There's no cockpit cam in Grid 2. None whatsoever. So if you're inclined to turn your fine-tuned petrol head nose up at those who play using unrealistic camera perspectives, this game will have you feeling like the very Tin Lizzie plebeians you so mercilessly mock, sitting on your throne of scrapped exhausts. But that shouldn't put you off.
While the lack of a cockpit view is a definite shame, Grid 2 still manages to provide exhilarating racing across a huge variety of competitive disciplines. It's very similar to the original, and those already invested in the series will quickly realise that Grid 2 plays it pretty safe, but the quality of content on offer here is high despite the reserved delivery.
Split across three continents, Grid 2's campaign structure is bog standard. You start with nothing - no fans, cash or cars - and gradually work your way through the World Series Racing table, earning new rides and budding followers that boost your championship standings. The structure itself is tried and tested, and Grid 2 is impressively sizeable, but the main events are punctuated with awkward real-life mocked-up ESPN interviews that try to give some real life context to the spectacle.
There are computers displaying Q&A sessions with your driver, and other stuff that forces the LOLs of today's technological world in your unsuspecting face. It's all stilted and completely unnecessary to what Grid 2 does as a game. We just want to drive fast cars, mate.
The event structure is tightly-knit at first, filtering you through a limited number of events to curate amass cars and progress to the more substantial tiers, but there's enough diversity in the actual racing to keep things interesting. Standard races in the bustle of US and Europe are accompanied by familiar, exclusively Asian disciplines like Drift, which is more focused on slick sideways control of the car, rather than point-to-point apex accuracy. Unsurprisingly, every location looks absolutely gorgeous. Codies' games have started thinning the graphical jumps between new games thanks to the Xbox's processing ceiling, but Grid 2 is still a remarkable looking racer.
In order to maximize your driving performance, it's important to pick the right class of car. Pick a grip car for a drift event and you'll have a hard time getting any rubber burning, whilst driving a drift ride for a blazing street chase through Miami will get you stuck spinning in circles instead of stood proudly on the podium. The grip and drift classes are the main distinction between handling, but every car - there are a lot of them - has its own nuances you can experiment with on the track. All told, the handling is spot on across the board, and it balances fun, speed and precision better than any other arcade racer out there.
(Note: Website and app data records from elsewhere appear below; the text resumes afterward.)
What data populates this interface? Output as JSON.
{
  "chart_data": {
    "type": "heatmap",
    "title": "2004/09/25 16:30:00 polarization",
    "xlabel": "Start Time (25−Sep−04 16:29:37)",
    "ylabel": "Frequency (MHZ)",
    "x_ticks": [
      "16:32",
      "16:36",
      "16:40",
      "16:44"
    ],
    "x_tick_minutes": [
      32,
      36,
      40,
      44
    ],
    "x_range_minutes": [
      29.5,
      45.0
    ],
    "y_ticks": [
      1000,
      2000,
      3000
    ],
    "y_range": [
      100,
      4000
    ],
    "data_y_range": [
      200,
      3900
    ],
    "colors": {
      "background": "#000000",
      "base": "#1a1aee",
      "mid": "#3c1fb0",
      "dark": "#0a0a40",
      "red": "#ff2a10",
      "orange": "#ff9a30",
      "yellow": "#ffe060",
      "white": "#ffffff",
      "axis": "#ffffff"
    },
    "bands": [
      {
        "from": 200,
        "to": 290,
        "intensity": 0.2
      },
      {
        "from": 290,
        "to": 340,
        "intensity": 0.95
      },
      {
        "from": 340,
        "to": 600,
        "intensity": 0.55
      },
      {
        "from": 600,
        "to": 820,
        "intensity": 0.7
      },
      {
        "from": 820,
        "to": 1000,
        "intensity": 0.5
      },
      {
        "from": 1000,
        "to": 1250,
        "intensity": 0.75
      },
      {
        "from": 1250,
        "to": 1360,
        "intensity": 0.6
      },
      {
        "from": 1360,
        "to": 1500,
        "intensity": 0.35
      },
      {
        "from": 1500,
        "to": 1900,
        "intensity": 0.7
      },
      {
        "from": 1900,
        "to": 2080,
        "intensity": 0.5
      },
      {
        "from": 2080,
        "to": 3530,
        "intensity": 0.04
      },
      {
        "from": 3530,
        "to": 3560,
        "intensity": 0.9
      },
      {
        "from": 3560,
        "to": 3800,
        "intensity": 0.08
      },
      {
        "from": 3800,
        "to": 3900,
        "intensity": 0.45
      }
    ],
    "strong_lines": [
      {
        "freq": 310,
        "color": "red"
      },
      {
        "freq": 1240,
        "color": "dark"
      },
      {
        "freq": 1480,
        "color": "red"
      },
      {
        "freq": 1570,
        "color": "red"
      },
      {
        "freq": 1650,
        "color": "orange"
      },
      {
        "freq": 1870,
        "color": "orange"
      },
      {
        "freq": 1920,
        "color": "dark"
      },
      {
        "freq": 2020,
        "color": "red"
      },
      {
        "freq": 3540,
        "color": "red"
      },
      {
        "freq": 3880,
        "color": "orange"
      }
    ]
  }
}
The new Live Routes mode removes the mini-map entirely, randomly generating courses as you race. This ramps up the challenge by forcing you to race without being able to anticipate where you'll be turning next. Having to balance your racing ruthlessness with more generous use of the brake pedal makes for tougher victories. These events are balanced really well throughout the campaign, and aren't overused to the point where it becomes a gimmick. We're still debating whether Live Routes genuinely generates tracks as you go, though - pretty sure the obscuration of the mini-map is the magic here.
Everything extends online, which makes Grid 2's multiplayer one of the best and largest in the business. There's a ranking system, a modified flashback function, and all of the modes from the campaign. It's familiar, but the fact the single player is lifted wholesale gives the multiplayer the longevity and variety it needs to be a fantastic portion of the game. Most importantly, it's pure fun.